Well, because the DAW:s entered the scene, everybody could afford to record and mix in their bedroom. The one thing I don't like about bedroom recordings is that they're made in a bedroom! Haha. I like to have the whole band playing together where you get the vibe and togetherness. Recording all parts separately doesn't really do it for me. Another thing is there's a lack of background and experience in recording, and the mistakes people make are made up for with compression and other plug-ins. So the whole dynamic is gone. I tell a lot of young people to go listen to orchestras and other acoustic music—learn what dynamics can be, and use that knowledge in your recordings. I can't stand listening to the over compressed records. They just don't grab you. And then there's the musicians themselves. Since everything can be fixed in the computer, they get lazy. But it's so much better if people just rehearse and make good takes in the first place.
I do a lot pure mix jobs of other people's recordings, but I've never done it the other way around, me recording and someone else mixing. It would just feel very weird to me.
You have been doing this for a long time, are there still things you find yourself struggling with?
I wouldn't call it struggle, but every project is different and every musician needs his or her own attention.

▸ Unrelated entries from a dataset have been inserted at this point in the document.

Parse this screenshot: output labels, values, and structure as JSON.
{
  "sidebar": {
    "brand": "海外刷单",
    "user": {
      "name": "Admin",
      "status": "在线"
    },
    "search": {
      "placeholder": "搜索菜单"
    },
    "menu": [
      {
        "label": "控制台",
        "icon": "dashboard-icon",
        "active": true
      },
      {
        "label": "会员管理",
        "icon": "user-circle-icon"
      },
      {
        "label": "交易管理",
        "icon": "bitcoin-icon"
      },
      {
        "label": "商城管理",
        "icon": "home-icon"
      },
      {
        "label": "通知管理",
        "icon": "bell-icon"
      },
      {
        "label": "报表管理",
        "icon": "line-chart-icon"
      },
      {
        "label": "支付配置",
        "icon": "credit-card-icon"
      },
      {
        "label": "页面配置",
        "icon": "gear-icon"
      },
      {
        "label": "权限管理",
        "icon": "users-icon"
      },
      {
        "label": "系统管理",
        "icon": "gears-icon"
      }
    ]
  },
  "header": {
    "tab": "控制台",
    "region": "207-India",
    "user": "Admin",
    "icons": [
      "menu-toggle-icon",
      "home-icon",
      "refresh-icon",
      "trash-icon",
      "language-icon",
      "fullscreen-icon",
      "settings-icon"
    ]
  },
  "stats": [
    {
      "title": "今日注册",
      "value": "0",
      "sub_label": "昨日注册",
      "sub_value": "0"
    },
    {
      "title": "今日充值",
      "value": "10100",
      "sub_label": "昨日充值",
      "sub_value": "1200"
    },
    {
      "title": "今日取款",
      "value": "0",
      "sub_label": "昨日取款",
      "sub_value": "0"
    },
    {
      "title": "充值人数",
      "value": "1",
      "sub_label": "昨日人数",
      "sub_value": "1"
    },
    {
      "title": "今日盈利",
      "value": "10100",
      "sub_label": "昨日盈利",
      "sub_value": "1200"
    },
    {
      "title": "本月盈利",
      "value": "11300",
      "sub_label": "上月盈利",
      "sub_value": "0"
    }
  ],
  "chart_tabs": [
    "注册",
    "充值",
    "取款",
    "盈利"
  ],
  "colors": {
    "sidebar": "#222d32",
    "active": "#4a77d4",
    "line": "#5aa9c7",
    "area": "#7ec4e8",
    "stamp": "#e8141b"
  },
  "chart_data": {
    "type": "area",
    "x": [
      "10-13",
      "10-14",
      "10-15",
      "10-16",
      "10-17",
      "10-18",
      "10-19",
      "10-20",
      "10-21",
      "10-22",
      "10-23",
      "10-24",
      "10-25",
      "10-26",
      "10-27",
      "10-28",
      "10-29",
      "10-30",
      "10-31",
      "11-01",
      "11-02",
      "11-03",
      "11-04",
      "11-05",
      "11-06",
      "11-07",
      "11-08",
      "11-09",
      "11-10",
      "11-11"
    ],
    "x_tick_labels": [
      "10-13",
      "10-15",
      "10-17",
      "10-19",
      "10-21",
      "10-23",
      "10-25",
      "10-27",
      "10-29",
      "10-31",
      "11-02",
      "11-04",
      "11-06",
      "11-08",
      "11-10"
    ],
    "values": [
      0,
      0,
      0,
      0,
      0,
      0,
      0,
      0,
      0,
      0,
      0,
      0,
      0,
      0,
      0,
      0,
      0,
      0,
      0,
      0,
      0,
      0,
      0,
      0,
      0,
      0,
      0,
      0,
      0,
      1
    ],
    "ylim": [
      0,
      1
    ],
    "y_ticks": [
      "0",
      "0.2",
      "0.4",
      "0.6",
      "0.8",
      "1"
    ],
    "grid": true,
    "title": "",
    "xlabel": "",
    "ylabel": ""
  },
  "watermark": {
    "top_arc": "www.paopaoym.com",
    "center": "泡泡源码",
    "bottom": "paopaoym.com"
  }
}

That's probably the biggest part of producing, it's more important to be a psychologist than being able to read music. So technically, recording is getting easier and easier—you guys make it easier for us!—but it's still difficult to deal with musicians. In a good way, though! It's challenging and exciting, and I guess it's worked out pretty well so far.
And you were actually founding member of the German metal gods Accept?
Yes! I grew up with the singer Udo Dirkschneider and we started the band together. It was called Band X at the time, but it turned into Accept. Udo and I came up with that name. Guitarist Wolf Hoffmann replaced me a while later, which was a good thing. I was never much of a guitar player, but he's totally out there. So instead, I started engineering, and made a few of their recordings. That's actually how I ended up in Nashville, Wolf lived there and they hired me to do their album Predator there. I fell in love with the place and moved!